Music, music and more music


OT: What were some of the best parts about planning this particular festival despite the timeline?
SLM:
The theme has resonated with a lot of people and in some way, we knew it would be meaningful. But the response we’ve gotten both from the artists and the public has been positive. It’s allowed us to link to all sorts of people in community. Honestly, working as a staff, we’ve had to manage our own internal disappointment and frustration over the shutdown. But the fact that we’ve been able to focus on these two days, it’s reminded us of our mission and the opportunity we have to do this wonderful work.

OT: How do you go about identifying themes you want to hit on?
SLM:
One of the common denominators is trying to be relevant because of the way people think of folk and traditional arts as something old, dead, gone. There are a lot of ways those connect us to a shared humanity, and I don’t mean in a hyperbolic way. I really do think the interweaving of history, knowledge, skills and practice is something that’s very integral to what it means to be human. For us, our notion of folk is broad.

OT: Would you say that the battle for relevance is one of the tougher challenges?
SLM:
Mhmm. And money. [laughs] On a serious note, you’ve got to fight for attention. Say [there’s] this person weaving this beautiful grass basket from the Georgia Sea Islands or a singer delivering a devastating hip-hop song from a suburb of Paris; if they’re all in the same creative continuum, we want you to stand here and be present with us on the Mall.

OT: These festivals are great because they take a piece of the museum and put it in a more palatable platform.
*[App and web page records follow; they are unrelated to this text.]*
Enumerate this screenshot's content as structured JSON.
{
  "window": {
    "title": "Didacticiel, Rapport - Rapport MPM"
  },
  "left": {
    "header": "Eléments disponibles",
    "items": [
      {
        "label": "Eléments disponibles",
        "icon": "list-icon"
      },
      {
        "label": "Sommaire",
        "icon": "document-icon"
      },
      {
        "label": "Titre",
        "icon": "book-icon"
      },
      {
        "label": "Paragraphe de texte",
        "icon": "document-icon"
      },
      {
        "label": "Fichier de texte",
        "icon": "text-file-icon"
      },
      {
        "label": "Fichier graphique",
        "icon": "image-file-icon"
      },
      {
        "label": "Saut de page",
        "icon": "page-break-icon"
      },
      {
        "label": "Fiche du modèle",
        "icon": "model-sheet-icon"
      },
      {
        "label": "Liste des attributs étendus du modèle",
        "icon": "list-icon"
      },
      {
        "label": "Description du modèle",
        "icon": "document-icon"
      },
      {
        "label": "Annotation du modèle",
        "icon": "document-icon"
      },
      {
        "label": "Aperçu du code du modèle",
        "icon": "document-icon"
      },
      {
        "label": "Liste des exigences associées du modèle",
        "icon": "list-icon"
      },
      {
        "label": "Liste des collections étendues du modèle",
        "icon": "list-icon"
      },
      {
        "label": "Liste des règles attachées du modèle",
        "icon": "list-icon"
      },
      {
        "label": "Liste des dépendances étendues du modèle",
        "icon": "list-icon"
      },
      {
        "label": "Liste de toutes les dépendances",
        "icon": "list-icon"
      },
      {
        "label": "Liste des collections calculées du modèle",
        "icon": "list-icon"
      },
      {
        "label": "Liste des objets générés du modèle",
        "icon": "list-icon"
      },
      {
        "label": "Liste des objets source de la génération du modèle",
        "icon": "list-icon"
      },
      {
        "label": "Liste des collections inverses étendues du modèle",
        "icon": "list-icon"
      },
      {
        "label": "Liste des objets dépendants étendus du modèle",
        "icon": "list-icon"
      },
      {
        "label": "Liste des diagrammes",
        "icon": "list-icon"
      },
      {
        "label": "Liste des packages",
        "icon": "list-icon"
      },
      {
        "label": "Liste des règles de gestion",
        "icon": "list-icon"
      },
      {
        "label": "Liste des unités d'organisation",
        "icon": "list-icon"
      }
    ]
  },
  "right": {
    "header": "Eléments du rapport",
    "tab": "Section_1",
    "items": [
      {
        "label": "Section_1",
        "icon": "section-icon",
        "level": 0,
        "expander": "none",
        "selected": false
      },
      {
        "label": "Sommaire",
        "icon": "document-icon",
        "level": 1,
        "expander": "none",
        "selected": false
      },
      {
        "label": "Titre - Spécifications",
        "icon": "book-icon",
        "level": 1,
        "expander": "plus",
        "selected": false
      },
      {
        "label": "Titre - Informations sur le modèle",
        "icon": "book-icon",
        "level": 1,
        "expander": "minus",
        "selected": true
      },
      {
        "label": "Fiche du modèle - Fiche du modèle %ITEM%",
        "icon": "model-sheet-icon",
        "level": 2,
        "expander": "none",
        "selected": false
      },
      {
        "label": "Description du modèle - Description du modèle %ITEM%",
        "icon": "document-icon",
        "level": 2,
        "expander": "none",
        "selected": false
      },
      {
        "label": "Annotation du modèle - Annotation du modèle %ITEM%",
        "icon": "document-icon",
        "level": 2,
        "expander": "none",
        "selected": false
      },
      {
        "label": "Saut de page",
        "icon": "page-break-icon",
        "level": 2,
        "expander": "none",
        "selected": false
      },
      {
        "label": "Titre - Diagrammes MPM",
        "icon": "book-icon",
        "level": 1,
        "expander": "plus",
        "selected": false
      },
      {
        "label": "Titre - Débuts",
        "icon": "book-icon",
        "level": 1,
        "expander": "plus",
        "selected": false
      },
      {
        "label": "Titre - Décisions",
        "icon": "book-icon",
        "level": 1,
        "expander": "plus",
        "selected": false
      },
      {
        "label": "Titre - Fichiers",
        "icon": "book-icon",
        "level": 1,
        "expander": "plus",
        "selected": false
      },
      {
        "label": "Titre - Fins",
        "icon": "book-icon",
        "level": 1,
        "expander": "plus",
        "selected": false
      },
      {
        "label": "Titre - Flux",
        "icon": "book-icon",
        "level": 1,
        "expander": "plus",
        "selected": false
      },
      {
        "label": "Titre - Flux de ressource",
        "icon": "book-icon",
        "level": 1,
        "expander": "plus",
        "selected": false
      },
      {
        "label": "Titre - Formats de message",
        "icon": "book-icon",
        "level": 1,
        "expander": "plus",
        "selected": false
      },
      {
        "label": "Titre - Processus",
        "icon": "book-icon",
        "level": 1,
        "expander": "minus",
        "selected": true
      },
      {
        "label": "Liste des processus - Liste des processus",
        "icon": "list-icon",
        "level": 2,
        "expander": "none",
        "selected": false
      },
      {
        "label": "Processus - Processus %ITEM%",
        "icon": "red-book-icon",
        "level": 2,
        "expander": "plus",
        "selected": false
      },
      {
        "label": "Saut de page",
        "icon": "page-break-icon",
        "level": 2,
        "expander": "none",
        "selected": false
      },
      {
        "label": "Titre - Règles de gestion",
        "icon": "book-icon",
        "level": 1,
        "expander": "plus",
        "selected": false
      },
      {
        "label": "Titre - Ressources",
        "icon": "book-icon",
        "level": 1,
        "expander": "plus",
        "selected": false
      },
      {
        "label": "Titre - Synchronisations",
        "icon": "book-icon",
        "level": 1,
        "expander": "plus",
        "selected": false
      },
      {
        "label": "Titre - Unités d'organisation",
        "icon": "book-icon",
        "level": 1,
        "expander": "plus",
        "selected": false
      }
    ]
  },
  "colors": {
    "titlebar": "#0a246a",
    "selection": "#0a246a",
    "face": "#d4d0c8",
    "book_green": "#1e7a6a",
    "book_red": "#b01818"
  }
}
Do you feel a responsibility to spark interest in and push more people toward the more traditional settings?
SLM:
We try to make the festival very participatory so they can have a conversation or get their hands dirty and make a clay pot. We focus on the reflection of our own culture too; it’s not just you go to the Mall and have a good time [and] then you leave. Can we set up these environments where people carry things away from them that speak to their own lives? It’s a feedback loop we’re trying to facilitate. We take a lot of responsibility and we think about it all the time. Some of it is you just throw the seeds out there and they’ll bloom five or 10 years from now, and we may never know it.

The Smithsonian Folklife Festival takes place on Saturday, June 29 and Sunday, June 30. Features of this year’s The Social Power of Music-themed festival include Smithsonian Folkways Recordings musicians, Grammy-nominated rapper GoldLink, producer Ruby Ibarra and others. National Mall in DC; 202-633-6440; www.festival.si.edu